    R. Wille. Conceptual structures of multicontexts. In P. W. Eklund, G. Ellis, and G. Mann, editors, Conceptual Structures: Representation as Interlingua, pages 23–39. Springer, Berlin, 1996.CrossRefGoogle Scholar
  74. 74.
    R. Wille. Restructuring mathematical logic: An approach based on peirce’s pragmatism. In A. Ursini and P. Agliano, editors, Logic and Algebra, pages 267–281. Marcel Dekker, New York, 1996.Google Scholar
  75. 75.
    R. Wille. Conceptual graphs and formal concept analysis. In D. Lukose, H. Delugach, M. Keeler, L. Searle, and J. F. Sowa, editors, Conceptual Structures: Fulfilling Peirce’s Dream, volume 1257 of Lecture Notes in Artificial Intelligence, pages 290–303. Springer, Heidelberg, 1997.CrossRefGoogle Scholar
  76. 76.
    M. J. Zaki. Generating non-redundant association rules. In Proc. KDD 2000, pages 34–43, 2000.Google Scholar
  77. 77.
    M. J. Zaki and C.-J. Hsiao. Charm: An efficient algorithm for closed association rule mining. technical report 99–10. Technical report, Computer Science Dept., Rensselaer Polytechnic, October 1999.Google Scholar

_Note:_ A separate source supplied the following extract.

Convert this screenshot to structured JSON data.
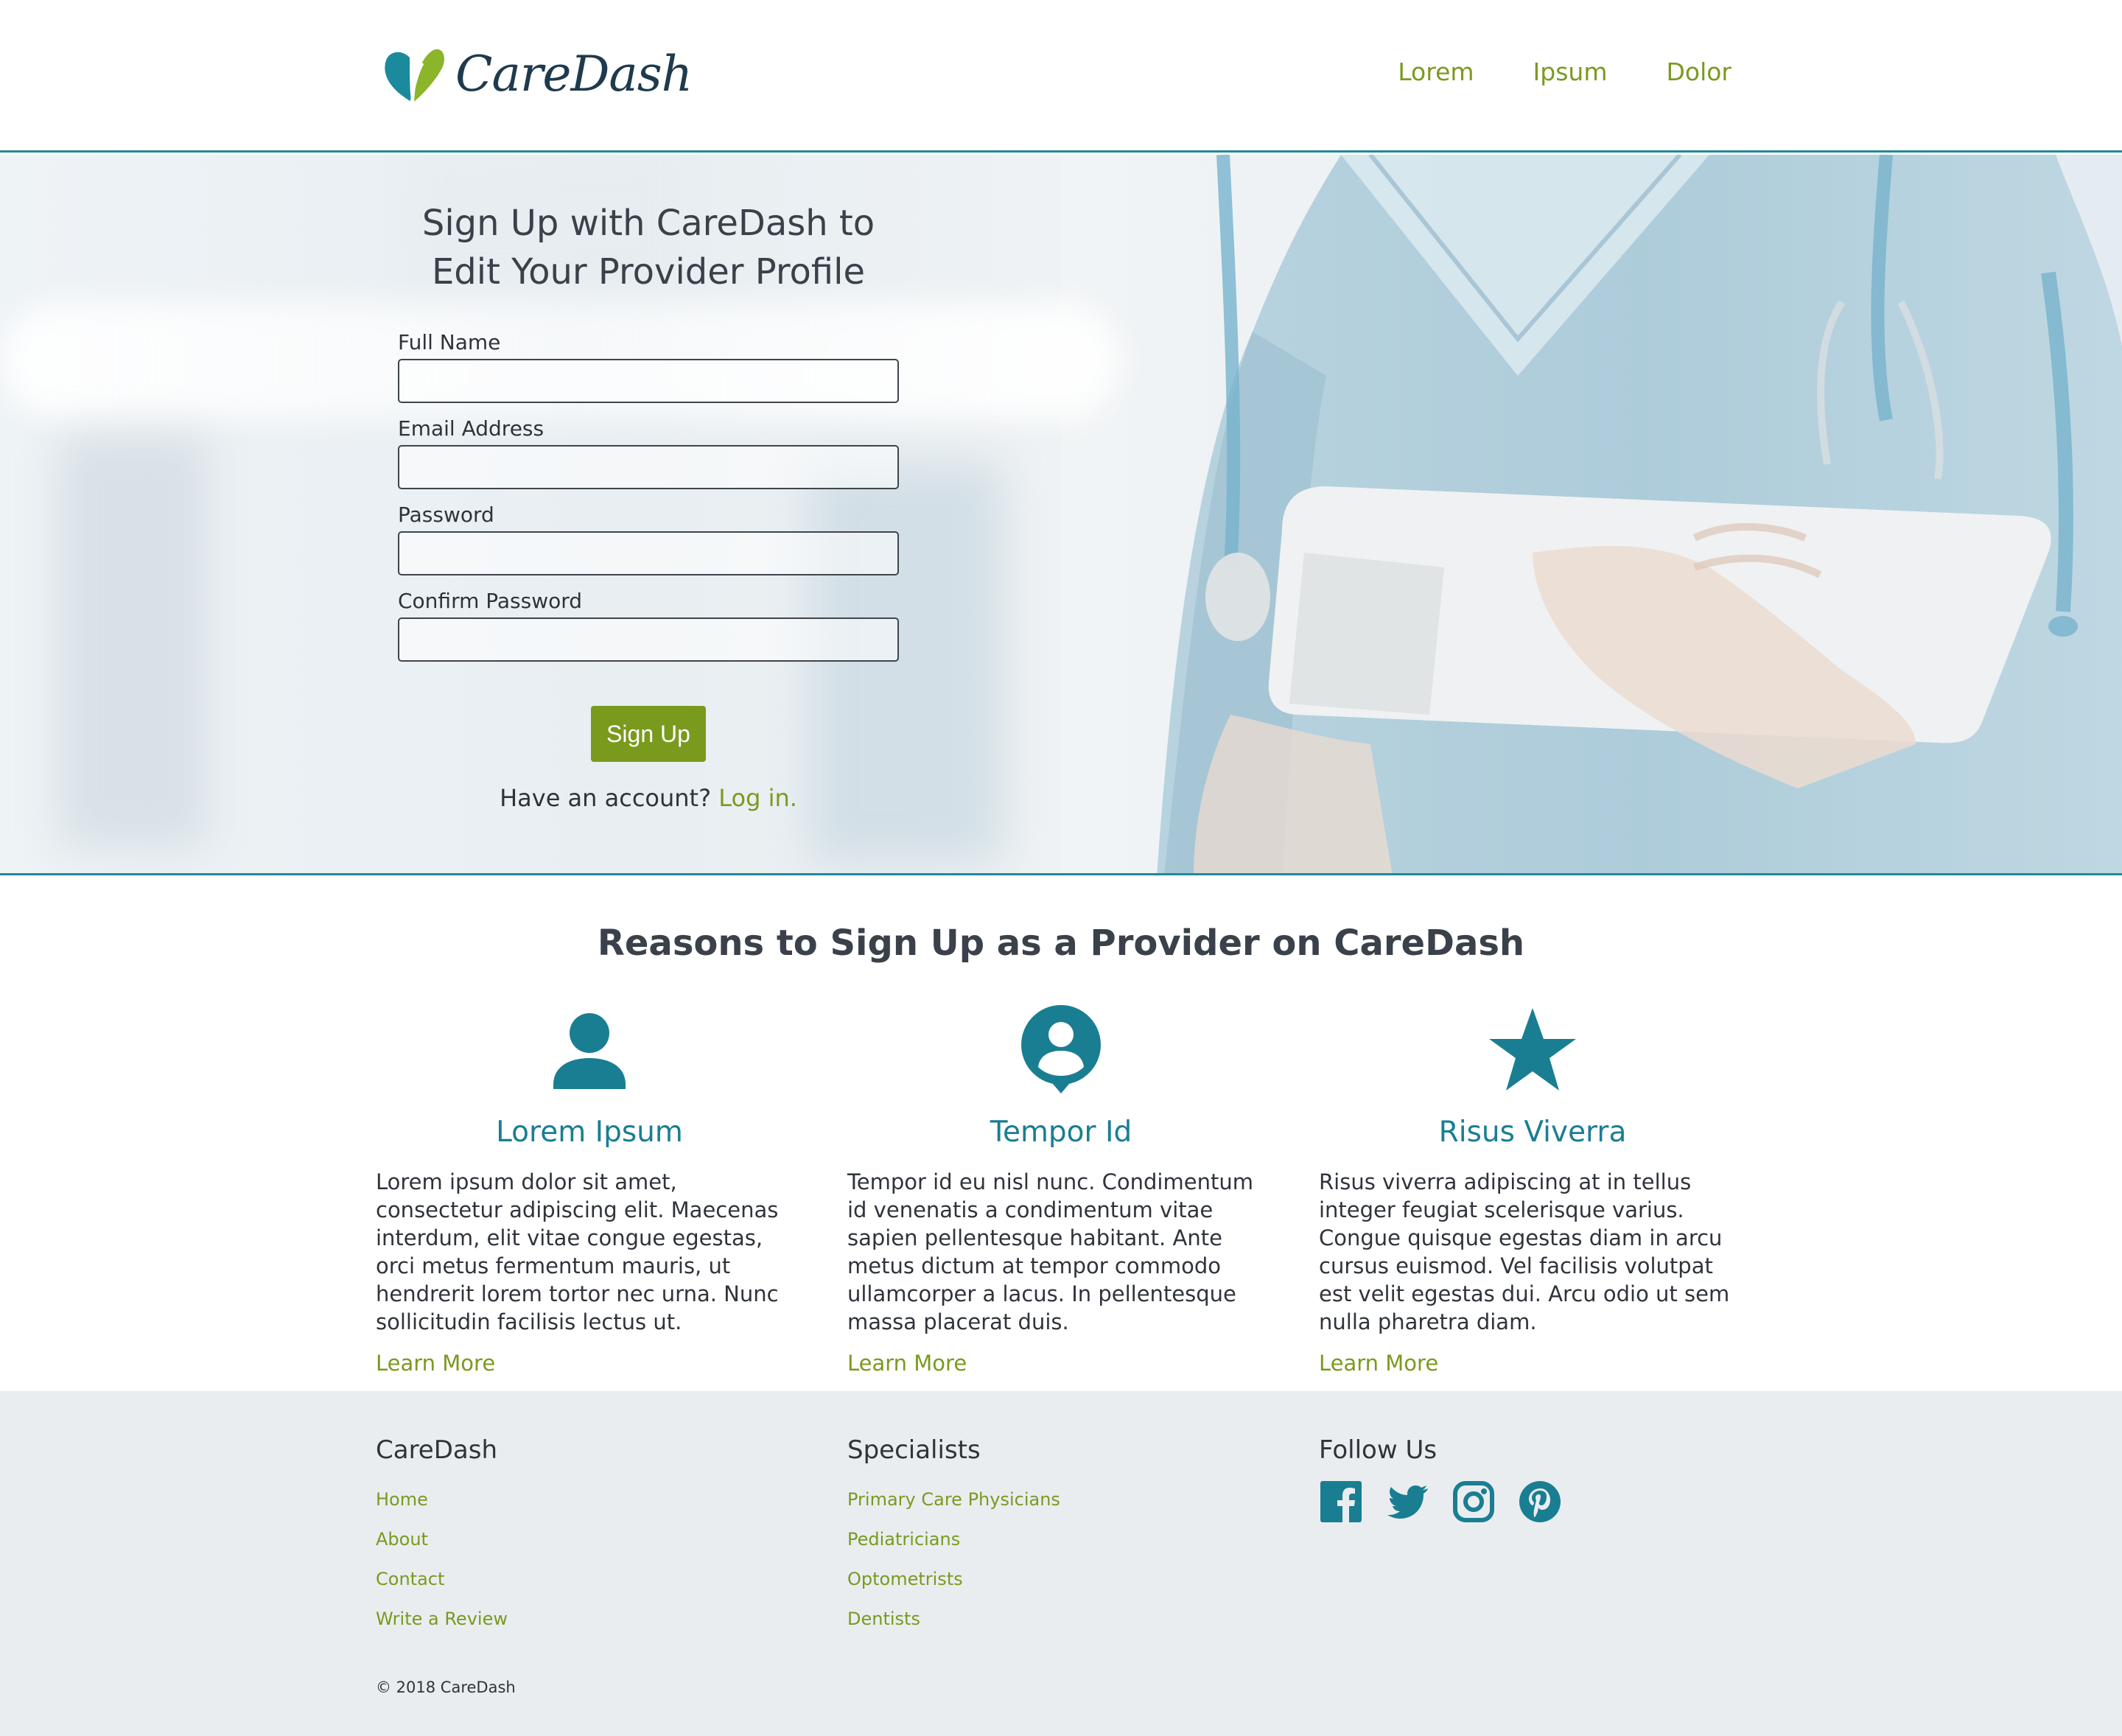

Copyright information

© Springer-Verlag Berlin Heidelberg 2009

Authors and Affiliations

  • Gerd Stumme
    • 1
    • 2
  1. 1.Hertie Chair for Knowledge & Data EngineeringUniversity of Kassel WilhelmshöherKasselGermany
  2. 2.Research Center L3SAppelstr. 9aHannoverGermany

Personalised recommendations